## [Problem to solve]
Starting with the line that contains "Convert this screenshot" and ending with the last line of the entries, repeat exactly those lines and nothing else, pictures excluded.

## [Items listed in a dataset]
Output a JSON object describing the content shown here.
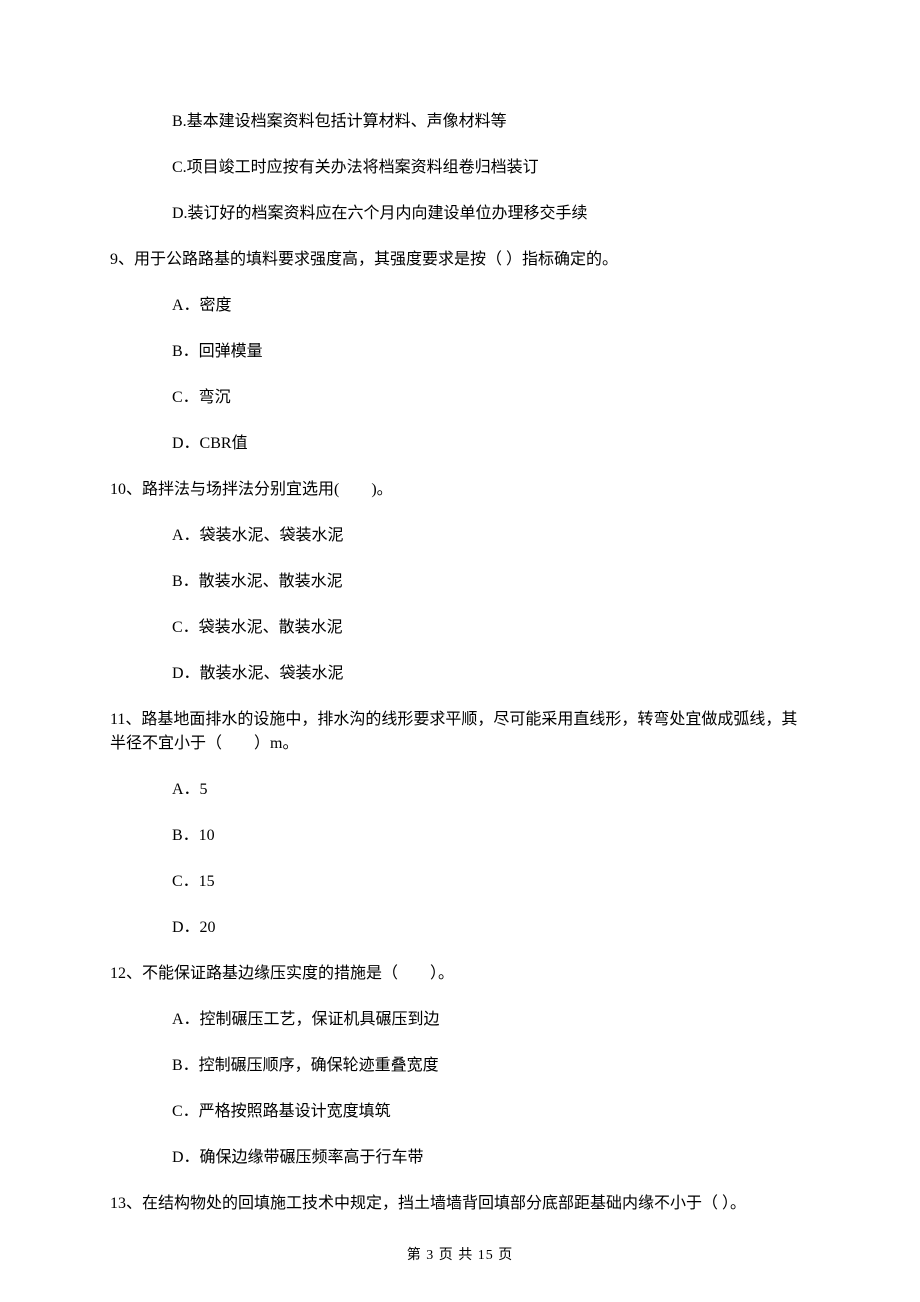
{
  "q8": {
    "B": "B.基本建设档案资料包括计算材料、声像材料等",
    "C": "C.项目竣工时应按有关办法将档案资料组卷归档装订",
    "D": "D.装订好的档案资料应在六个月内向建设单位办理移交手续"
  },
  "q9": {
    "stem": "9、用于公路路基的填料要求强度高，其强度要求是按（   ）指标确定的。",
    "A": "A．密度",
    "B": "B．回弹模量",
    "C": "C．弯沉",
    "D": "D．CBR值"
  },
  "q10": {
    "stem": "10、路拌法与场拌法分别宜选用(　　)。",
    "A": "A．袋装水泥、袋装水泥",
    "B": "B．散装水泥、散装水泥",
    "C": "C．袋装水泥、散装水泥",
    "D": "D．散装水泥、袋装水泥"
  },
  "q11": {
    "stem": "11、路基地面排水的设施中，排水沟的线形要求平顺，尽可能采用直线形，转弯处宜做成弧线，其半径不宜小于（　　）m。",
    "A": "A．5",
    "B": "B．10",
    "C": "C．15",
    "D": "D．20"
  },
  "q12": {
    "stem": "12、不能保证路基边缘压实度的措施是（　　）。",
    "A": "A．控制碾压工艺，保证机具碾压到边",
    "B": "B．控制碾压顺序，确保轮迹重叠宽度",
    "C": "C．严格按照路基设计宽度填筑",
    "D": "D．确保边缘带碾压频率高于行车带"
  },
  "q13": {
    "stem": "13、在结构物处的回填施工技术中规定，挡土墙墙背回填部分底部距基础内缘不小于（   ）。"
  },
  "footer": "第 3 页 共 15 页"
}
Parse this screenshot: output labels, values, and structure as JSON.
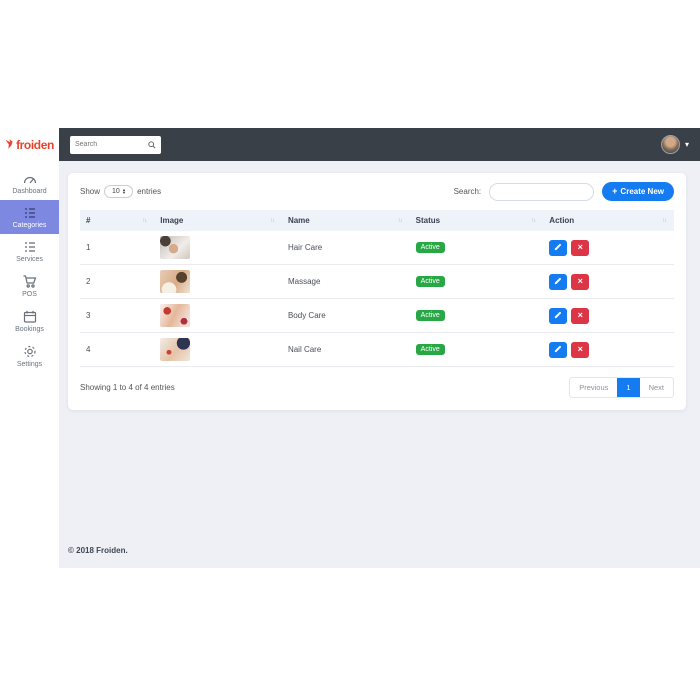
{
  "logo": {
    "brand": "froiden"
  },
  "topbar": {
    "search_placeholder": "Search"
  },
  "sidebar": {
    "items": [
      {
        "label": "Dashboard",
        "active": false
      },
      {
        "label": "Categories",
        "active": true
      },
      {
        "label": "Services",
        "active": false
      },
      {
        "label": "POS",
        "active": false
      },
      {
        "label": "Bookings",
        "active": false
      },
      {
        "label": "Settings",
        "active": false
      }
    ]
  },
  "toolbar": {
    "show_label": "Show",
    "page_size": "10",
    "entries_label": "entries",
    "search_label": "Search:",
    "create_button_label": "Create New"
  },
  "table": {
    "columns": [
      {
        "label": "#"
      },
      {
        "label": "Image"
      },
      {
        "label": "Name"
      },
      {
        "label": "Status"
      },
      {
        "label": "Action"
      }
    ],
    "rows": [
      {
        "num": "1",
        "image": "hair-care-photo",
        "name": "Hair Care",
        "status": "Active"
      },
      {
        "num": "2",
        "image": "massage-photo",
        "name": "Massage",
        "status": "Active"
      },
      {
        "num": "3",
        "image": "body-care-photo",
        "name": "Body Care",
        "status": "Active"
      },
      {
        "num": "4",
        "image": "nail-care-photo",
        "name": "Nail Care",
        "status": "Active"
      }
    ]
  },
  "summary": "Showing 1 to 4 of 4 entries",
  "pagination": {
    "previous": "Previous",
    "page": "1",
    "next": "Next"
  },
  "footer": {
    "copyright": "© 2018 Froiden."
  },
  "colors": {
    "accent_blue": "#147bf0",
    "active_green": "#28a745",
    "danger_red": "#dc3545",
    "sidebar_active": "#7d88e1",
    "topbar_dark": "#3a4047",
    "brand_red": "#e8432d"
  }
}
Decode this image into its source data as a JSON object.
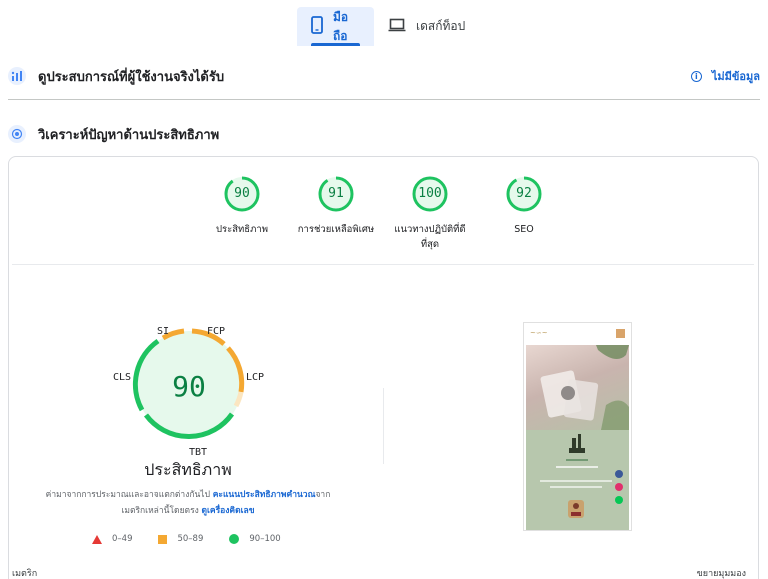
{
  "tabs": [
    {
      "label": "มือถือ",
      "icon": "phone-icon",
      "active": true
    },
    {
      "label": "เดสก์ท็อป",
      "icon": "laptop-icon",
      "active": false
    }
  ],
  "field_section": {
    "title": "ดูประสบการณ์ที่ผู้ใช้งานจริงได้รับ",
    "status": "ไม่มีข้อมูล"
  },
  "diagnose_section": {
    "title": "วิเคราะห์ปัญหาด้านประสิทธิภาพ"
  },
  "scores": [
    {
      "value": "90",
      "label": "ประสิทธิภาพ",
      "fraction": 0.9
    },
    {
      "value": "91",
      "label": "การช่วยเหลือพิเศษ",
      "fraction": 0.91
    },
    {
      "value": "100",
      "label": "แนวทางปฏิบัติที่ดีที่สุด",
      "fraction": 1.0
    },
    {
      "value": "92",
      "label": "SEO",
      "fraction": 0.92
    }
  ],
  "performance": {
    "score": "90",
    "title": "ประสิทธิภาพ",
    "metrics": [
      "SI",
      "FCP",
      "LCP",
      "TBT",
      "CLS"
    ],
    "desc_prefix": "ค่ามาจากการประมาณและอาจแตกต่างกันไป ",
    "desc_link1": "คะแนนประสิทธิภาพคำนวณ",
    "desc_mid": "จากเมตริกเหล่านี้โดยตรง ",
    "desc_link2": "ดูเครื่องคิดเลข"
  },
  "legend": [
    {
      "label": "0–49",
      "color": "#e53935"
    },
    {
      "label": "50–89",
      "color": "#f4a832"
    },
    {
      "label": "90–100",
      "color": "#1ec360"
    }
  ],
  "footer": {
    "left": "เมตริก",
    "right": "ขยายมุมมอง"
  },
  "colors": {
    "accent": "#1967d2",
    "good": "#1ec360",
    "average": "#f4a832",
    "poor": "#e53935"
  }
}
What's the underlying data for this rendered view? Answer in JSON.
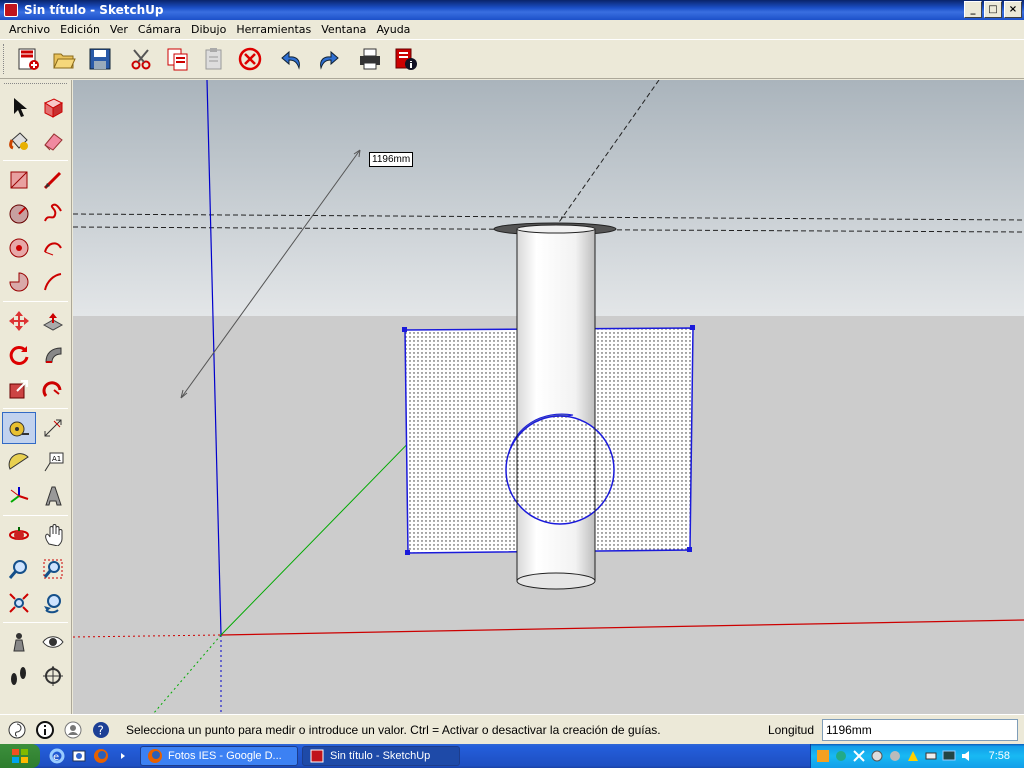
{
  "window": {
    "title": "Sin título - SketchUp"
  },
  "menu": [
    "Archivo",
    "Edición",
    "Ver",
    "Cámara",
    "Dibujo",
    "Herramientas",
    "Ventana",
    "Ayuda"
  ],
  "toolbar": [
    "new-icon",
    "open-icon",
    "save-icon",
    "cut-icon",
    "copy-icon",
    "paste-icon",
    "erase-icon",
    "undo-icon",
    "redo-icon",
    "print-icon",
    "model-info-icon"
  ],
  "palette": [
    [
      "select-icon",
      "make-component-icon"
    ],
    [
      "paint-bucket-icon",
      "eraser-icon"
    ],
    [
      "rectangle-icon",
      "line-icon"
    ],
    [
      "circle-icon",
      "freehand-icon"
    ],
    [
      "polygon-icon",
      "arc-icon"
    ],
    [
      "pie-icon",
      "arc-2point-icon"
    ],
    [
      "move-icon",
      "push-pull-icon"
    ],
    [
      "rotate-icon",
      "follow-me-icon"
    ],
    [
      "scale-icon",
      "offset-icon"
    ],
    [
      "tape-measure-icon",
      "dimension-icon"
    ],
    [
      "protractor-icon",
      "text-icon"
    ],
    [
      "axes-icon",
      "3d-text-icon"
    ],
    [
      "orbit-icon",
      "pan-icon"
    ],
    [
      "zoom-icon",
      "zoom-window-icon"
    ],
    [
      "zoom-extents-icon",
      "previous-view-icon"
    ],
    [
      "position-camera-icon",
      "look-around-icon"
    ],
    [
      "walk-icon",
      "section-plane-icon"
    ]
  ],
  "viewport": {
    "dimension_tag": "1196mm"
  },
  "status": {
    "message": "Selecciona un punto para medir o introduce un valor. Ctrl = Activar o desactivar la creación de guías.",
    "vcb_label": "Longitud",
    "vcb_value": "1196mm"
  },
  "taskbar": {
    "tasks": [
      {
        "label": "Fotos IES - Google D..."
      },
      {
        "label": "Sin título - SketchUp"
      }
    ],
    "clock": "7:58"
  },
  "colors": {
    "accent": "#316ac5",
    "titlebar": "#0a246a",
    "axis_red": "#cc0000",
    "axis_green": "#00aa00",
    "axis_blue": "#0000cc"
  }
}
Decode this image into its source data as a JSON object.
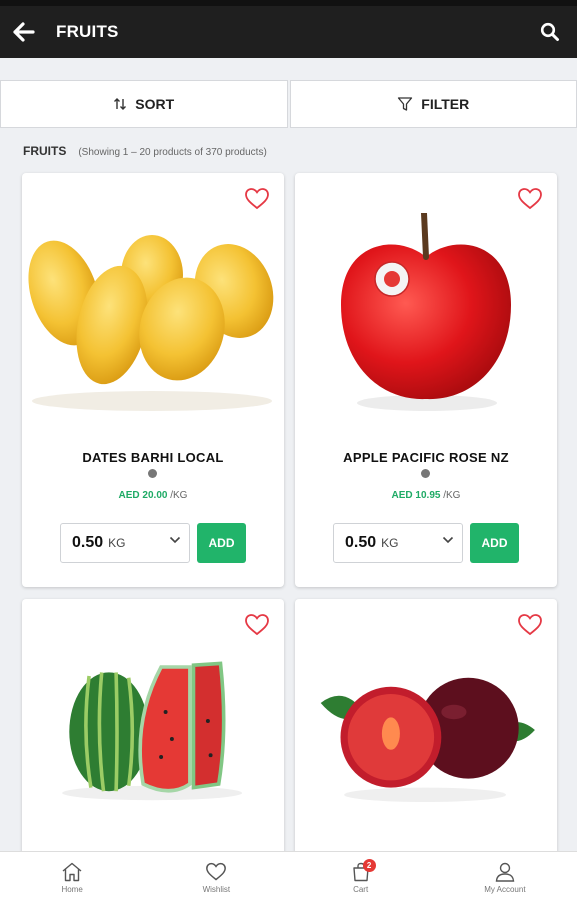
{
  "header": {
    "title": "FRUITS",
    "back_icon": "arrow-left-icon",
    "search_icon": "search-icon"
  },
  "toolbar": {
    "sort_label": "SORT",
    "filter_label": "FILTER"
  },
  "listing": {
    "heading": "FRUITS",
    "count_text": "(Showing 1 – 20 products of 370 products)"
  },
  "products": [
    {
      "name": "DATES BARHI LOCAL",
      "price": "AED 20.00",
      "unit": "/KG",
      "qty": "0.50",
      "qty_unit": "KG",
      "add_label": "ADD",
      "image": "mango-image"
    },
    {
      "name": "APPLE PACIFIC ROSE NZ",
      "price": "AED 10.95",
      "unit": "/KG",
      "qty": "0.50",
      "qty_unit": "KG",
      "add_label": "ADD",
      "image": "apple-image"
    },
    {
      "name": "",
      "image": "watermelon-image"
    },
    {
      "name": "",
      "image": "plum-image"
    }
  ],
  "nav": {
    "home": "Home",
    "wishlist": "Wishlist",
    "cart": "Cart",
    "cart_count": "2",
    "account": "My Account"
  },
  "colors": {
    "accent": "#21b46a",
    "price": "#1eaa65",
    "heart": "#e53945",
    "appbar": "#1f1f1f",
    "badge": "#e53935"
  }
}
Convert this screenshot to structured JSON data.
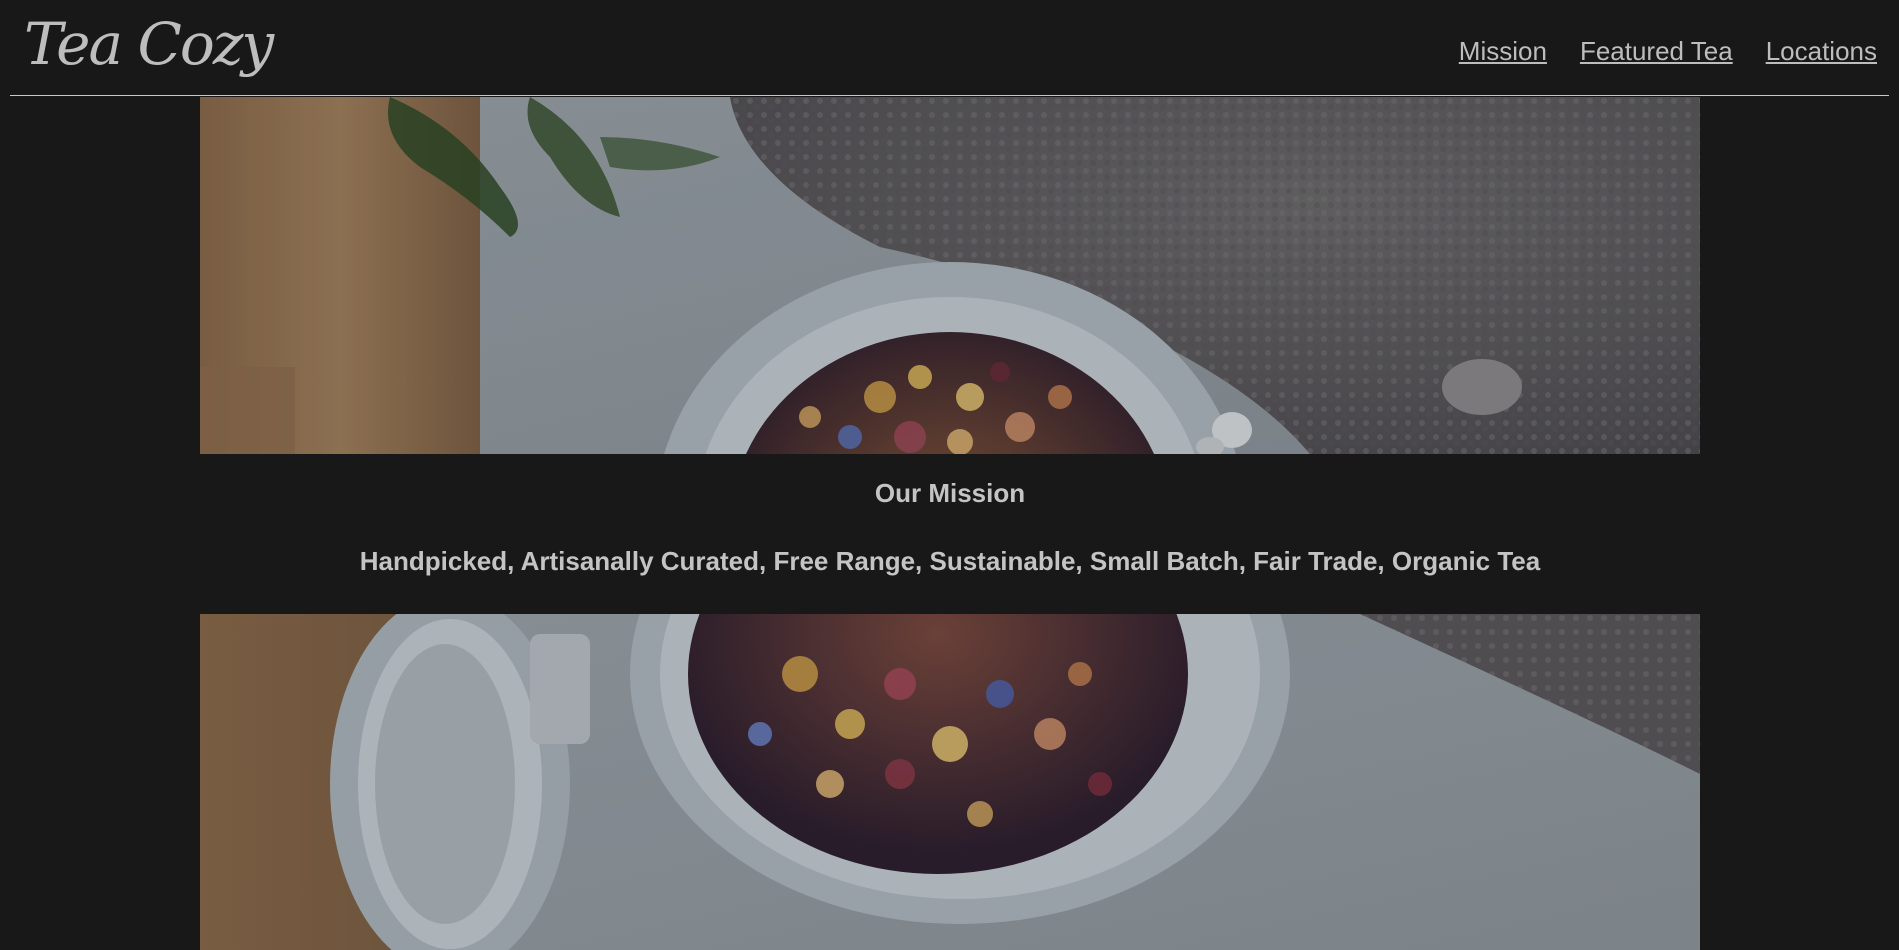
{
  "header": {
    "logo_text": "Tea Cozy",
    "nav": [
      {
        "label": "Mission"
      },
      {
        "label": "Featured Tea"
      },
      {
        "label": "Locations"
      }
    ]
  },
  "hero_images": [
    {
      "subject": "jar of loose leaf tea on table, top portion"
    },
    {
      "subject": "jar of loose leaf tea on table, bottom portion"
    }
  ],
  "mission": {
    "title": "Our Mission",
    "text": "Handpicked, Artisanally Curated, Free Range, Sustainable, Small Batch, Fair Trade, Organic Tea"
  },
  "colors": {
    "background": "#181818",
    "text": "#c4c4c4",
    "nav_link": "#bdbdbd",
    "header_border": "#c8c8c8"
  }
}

## [Task response]
Convert this screenshot to structured JSON data.
{
  "header": {
    "logo_text": "Tea Cozy",
    "nav": [
      {
        "label": "Mission"
      },
      {
        "label": "Featured Tea"
      },
      {
        "label": "Locations"
      }
    ]
  },
  "hero_images": [
    {
      "subject": "jar of loose leaf tea on table, top portion"
    },
    {
      "subject": "jar of loose leaf tea on table, bottom portion"
    }
  ],
  "mission": {
    "title": "Our Mission",
    "text": "Handpicked, Artisanally Curated, Free Range, Sustainable, Small Batch, Fair Trade, Organic Tea"
  },
  "colors": {
    "background": "#181818",
    "text": "#c4c4c4",
    "nav_link": "#bdbdbd",
    "header_border": "#c8c8c8"
  }
}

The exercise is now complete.